GIFs were beyond anyone’s imagination in 1958, but they may as well have come to exist merely to showcase Moreau’s simple expressive gifts. In Elevator to the Gallows, Moreau performs femme fatale Florence, a deceitful partner complicit in the murder of her husband — her intention is to run off with her fan, Julien (Maurice Ronet). Morally, we shouldn’t be on her part, but spiritually, it’s impossible never to be. When she is convinced Julien has betrayed her, the gradations of hesitation, anguish and jealousy that shadow her face are like the moving tones of sunset. In Truffaut’s Jules and Jim (1962), she was Catherine, the artery between two best friends, the Jules and Jim of the title (Oskar Werner and Henri Serre). Both enjoy her and neither can own her, but Catherine, as Moreau plays her, is not a mere love object. Her enjoyment — as when she sings a charming folk-style songs, “Le Tourbillon,” associated with Jim on guitar — is also their ultimate radiance, some sort of powerpack for their own lives. Yet Catherine is also moody and obsessive, and Moreau expresses that as a betrayal of nature: Her sight go blank, and it’s really as if the moon had been snatched from the sky, giving the tide not knowing which way to run.

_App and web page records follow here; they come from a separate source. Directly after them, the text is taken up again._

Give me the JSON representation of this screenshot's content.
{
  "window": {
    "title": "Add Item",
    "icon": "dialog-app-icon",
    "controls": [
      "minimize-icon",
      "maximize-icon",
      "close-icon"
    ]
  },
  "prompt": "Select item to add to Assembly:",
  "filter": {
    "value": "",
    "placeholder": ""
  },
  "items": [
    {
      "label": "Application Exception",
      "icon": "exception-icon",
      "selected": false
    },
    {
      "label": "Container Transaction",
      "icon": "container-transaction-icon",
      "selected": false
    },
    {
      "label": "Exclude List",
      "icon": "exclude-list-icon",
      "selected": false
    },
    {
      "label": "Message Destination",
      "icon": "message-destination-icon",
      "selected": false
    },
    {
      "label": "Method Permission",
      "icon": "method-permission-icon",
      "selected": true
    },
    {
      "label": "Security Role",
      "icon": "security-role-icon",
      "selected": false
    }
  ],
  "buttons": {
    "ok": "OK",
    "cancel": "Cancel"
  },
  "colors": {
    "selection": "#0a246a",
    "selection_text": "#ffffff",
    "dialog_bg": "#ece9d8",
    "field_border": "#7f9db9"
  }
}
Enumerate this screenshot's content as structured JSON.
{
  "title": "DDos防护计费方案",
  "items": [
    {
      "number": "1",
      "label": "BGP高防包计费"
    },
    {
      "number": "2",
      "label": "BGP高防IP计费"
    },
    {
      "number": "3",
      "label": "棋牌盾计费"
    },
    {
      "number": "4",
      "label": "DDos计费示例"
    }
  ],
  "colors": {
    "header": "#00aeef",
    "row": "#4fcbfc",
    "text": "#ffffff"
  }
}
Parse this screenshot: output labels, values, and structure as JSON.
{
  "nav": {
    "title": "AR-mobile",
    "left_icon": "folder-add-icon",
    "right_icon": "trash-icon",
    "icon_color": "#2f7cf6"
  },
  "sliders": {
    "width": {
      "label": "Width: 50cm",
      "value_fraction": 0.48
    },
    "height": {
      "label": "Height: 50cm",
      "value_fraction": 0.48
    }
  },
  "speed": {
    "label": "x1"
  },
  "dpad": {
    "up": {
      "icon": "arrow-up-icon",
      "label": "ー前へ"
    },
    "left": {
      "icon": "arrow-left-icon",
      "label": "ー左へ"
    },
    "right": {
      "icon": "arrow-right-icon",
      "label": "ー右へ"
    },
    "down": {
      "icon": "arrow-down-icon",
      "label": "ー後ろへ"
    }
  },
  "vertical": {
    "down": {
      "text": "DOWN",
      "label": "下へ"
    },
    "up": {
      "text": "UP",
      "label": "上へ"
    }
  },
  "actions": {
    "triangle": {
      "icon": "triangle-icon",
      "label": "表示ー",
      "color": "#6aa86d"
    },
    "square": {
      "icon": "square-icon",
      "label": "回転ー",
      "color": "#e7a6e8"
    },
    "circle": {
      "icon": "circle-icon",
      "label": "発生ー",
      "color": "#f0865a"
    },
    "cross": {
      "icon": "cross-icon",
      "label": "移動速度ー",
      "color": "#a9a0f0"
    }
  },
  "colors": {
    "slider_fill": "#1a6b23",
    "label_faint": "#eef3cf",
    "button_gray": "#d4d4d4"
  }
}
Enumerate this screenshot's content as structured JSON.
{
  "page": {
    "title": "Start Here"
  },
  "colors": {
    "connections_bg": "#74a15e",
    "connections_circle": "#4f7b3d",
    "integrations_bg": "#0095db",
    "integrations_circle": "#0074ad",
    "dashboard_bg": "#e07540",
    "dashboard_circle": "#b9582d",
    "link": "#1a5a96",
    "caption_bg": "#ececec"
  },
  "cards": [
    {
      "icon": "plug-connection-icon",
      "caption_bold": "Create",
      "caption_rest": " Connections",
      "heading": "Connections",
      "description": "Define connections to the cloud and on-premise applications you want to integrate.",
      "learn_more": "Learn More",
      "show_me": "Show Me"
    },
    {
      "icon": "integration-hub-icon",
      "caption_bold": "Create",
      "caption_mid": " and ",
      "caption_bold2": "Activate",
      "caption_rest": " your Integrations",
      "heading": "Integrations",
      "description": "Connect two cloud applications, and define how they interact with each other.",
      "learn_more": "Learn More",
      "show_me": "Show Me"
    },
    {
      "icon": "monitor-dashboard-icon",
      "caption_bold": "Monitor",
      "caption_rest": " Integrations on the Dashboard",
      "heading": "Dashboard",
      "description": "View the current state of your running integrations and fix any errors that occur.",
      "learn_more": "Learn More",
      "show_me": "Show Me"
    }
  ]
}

Moreau performed a superior bourgeois schemer in Roger Vadim’s Choderlos de Laclos revise Les Lia?sons Dangereuses (1959), a servant flexing her erotic capabilities in Bu?uel’s cerebral-surreal satire Diary of your Chambermaid (1964), and a soulful past prisoner who occupies with two ne’er-do-well erotic adventurers (Gerard Depardieu and Patrick DeWaere) in Bertrand Blier’s complex free-love farce Heading Places (1974). In big jobs and small ones, Moreau’s presence could bring either gravity or lightness or both, depending on what was needed. She also turned her hands at directing: Her resume includes two fiction features and a documentary about Lillian Gish. In later life, Moreau acted in French television set and onstage, and experienced small assignments in films, among them a charming turn as a French fairy-tale queen in Andy Tennant’s 1998 Ever After. Over time, she also made record albums in France, a country that doesn’t scoff when folks who are best known as actors use track. You wouldn’t call Moreau a “great” singer, but why do you need to? Her voice gets the pleasant structure of summertime sand, and her expansive expressiveness fills every range.Along the way, Moreau also talked, and the interviews she gave were often wealthy with words to have by. For the reason that respect, among her fellow stars she’s rivaled perhaps only by Marlene Dietrich. Here’s Moreau on the futility of pondering too hard about performing: “You need to never seek out so this means in a script. When the work is over, this is comes out alone.” A popular subject was the type of love and its own power to condition us. A lot of men adored Moreau — her loves included Malle, Truffaut, Lee Marvin, and fashion designer Pierre Cardin — but if her heart was ever busted, as all hearts inevitably are, that suffering became part of the wholeness of her soul. “I’d like to truly have a really big house,” she said in 1965, “where I possibly could live with a man I treasured, and where there’d be enough space for every man I’d ever before loved in the past to have a room to himself, and we’d all live there together.” From the crazy idea, until you look deep into her eye and see how many rooms they contain.